(ACTIVITY): Say how many lines in the following data hold the word "paid". Write nothing but that number.

[Records excerpted from a collection]
────────────────────
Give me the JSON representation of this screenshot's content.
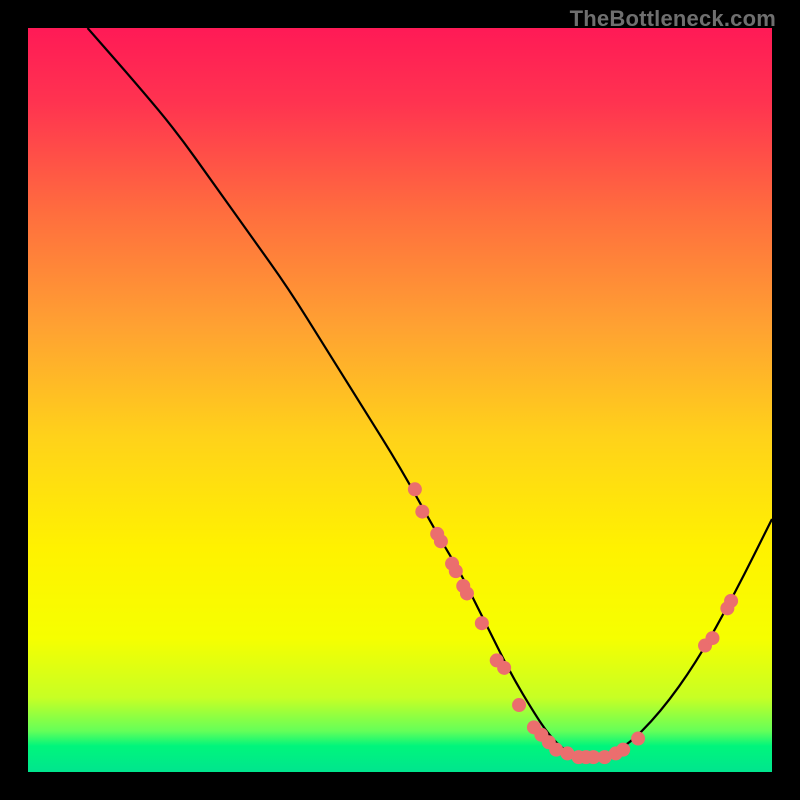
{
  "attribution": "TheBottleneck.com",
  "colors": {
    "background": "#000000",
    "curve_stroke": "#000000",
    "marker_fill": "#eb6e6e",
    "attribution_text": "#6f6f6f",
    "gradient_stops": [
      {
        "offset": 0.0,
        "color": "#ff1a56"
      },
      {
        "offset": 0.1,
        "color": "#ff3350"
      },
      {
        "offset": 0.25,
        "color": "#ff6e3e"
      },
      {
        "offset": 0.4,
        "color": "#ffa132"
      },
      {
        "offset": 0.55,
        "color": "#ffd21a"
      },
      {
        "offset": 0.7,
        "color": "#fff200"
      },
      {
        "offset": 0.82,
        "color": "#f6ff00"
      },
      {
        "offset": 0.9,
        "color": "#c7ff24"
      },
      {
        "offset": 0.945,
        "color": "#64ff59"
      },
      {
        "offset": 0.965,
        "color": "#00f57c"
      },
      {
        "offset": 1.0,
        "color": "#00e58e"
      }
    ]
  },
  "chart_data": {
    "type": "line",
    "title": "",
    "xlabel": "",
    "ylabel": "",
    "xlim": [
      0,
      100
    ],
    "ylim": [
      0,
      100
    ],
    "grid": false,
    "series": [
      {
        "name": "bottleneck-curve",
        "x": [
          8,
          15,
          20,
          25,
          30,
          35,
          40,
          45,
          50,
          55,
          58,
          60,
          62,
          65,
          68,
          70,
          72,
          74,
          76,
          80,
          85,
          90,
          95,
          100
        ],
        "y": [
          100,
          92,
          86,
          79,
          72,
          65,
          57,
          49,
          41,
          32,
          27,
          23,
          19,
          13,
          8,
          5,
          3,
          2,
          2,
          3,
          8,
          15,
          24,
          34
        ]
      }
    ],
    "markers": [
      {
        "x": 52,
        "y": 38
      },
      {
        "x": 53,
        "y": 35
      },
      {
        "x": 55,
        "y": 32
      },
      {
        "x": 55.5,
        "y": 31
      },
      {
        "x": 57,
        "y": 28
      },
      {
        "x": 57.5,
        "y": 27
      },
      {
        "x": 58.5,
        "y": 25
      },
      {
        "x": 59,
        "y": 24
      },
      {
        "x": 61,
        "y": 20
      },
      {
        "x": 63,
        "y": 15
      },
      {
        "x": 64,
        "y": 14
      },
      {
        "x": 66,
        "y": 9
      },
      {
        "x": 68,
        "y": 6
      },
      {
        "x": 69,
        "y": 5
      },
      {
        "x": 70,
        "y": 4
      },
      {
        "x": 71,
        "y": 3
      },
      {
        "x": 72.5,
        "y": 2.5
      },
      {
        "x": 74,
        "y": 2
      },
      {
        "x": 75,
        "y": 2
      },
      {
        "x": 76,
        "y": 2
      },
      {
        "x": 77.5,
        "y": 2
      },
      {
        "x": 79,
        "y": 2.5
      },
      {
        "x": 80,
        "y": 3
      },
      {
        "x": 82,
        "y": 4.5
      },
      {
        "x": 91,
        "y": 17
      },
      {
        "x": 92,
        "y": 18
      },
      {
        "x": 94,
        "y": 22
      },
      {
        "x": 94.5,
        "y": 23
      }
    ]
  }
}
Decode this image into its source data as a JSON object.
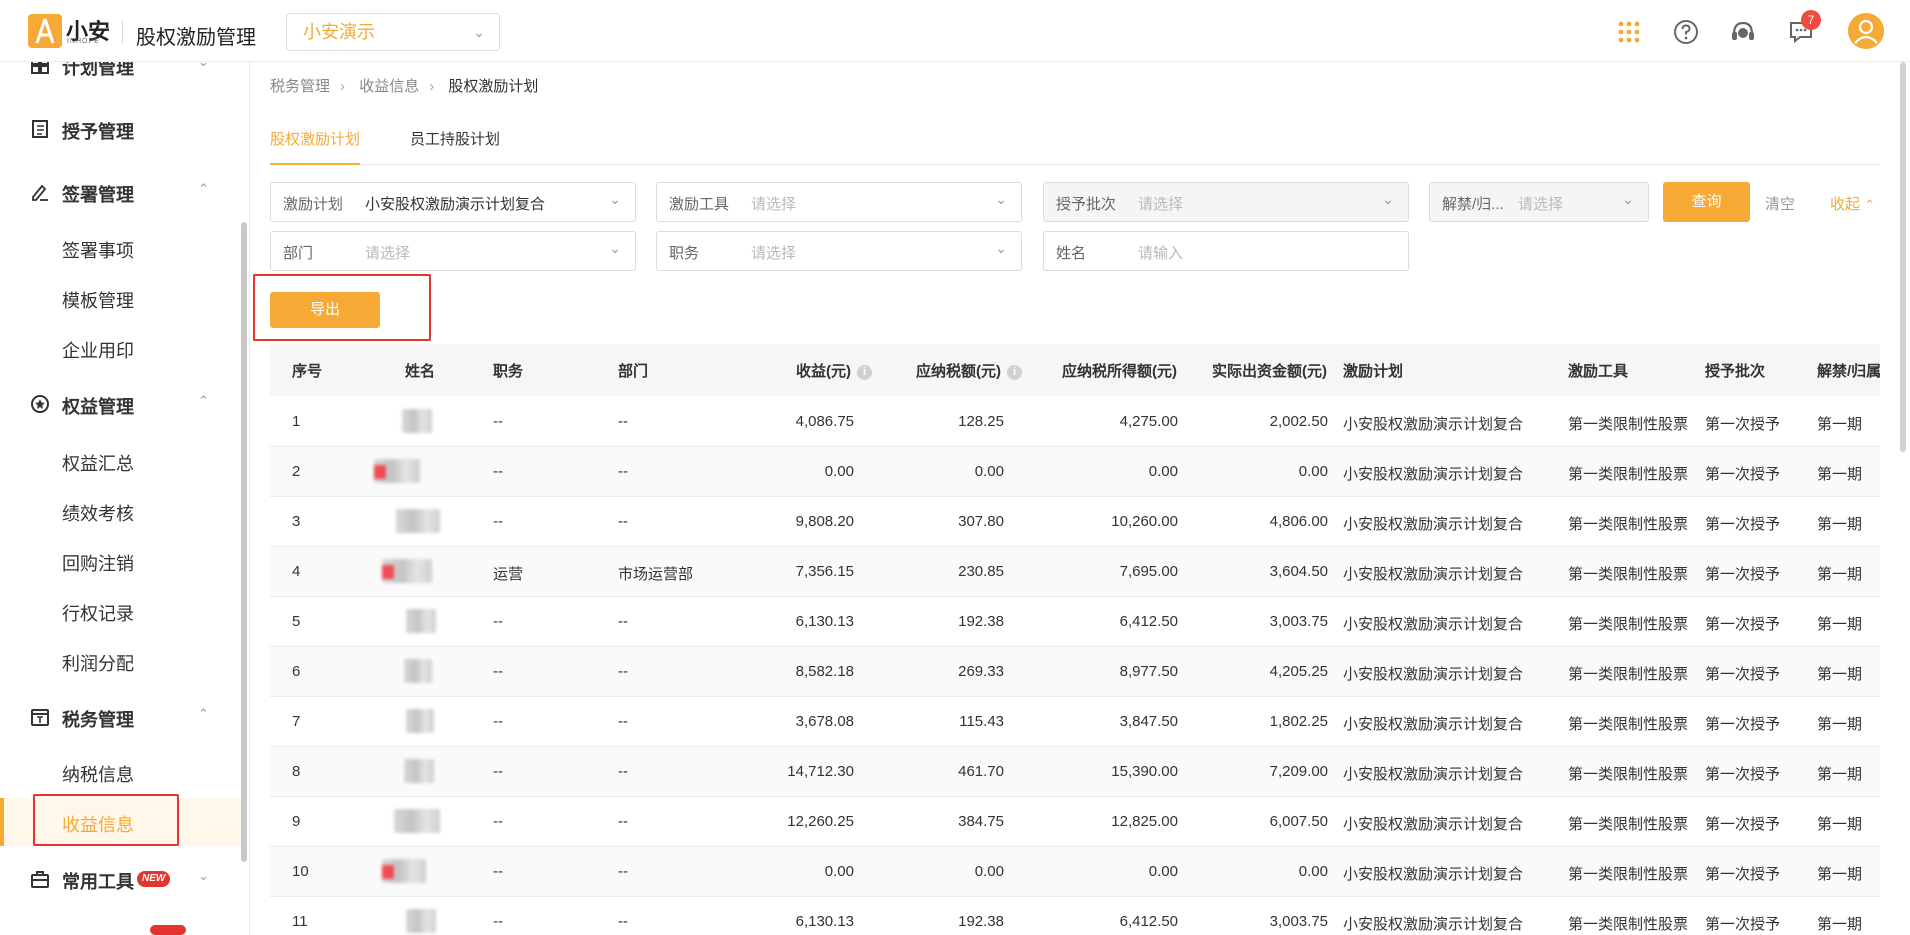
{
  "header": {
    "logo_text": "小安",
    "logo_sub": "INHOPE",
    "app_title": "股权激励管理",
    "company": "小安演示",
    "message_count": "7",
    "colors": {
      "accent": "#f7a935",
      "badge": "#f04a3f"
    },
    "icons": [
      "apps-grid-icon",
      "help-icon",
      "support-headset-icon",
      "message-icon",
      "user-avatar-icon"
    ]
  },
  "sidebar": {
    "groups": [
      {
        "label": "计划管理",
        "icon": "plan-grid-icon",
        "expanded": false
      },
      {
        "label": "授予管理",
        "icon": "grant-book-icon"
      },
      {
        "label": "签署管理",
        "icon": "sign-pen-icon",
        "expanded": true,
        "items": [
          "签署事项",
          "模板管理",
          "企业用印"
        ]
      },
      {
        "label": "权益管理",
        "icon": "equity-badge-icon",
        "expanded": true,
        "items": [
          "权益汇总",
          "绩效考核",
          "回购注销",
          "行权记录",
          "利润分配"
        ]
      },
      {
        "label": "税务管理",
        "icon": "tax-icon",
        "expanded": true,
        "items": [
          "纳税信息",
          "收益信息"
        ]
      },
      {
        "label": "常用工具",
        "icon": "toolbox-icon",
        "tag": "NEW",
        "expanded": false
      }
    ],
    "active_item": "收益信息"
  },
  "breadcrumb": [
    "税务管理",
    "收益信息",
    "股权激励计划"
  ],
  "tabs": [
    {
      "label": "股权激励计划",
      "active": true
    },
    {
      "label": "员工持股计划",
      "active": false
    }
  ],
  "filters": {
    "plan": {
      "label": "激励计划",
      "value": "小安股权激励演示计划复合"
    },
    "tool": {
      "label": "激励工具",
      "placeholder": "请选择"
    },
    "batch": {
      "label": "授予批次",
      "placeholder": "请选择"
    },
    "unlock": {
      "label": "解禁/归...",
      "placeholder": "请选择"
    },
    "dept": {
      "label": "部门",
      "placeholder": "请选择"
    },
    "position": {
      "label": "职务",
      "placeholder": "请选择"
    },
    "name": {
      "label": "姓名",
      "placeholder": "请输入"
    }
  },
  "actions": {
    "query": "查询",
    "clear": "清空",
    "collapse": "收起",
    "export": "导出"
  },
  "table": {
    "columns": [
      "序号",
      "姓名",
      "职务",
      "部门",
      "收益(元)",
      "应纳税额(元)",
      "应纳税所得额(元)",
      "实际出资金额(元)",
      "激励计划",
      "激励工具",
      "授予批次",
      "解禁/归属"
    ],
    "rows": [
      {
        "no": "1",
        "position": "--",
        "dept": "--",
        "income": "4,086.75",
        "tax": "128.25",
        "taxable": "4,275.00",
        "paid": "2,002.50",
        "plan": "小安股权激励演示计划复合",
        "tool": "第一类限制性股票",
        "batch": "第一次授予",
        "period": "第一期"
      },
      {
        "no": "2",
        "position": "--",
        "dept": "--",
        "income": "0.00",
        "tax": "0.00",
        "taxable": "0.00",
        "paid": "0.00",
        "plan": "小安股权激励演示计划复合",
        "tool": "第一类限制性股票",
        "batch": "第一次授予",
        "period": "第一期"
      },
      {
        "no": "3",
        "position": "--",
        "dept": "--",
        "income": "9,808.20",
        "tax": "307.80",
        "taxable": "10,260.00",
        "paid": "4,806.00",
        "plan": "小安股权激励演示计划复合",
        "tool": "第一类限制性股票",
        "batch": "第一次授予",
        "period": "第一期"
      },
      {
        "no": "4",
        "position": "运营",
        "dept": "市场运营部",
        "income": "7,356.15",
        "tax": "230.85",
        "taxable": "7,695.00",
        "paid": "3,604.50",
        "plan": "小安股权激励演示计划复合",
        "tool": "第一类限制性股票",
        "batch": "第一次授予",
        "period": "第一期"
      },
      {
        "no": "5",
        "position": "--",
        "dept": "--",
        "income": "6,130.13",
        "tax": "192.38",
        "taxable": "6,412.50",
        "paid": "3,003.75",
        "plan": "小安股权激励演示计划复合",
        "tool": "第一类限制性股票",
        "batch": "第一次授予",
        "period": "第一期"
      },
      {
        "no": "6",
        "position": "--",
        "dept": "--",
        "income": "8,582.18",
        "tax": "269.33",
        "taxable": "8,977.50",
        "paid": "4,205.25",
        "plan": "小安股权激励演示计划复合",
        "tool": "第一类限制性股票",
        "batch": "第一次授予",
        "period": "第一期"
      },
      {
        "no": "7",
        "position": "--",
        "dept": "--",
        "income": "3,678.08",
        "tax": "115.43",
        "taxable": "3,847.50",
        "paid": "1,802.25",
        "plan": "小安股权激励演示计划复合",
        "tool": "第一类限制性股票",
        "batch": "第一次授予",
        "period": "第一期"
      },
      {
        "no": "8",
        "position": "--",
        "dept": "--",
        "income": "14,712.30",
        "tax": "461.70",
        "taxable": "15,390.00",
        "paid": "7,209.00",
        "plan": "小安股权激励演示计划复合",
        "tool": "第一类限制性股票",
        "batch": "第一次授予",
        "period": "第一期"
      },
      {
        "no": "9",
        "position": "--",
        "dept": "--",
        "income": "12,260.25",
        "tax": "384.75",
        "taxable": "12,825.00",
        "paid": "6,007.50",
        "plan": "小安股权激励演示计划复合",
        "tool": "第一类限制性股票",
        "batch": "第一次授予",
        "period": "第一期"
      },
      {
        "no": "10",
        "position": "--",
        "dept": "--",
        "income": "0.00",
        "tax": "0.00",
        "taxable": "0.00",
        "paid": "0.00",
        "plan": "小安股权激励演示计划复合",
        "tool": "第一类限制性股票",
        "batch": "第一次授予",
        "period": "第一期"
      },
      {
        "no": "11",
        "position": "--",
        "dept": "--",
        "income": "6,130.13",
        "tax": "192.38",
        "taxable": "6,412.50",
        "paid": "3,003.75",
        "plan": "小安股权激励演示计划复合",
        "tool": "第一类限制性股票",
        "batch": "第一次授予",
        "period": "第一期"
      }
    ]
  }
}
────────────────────
(EXPECTED ANSWER): 11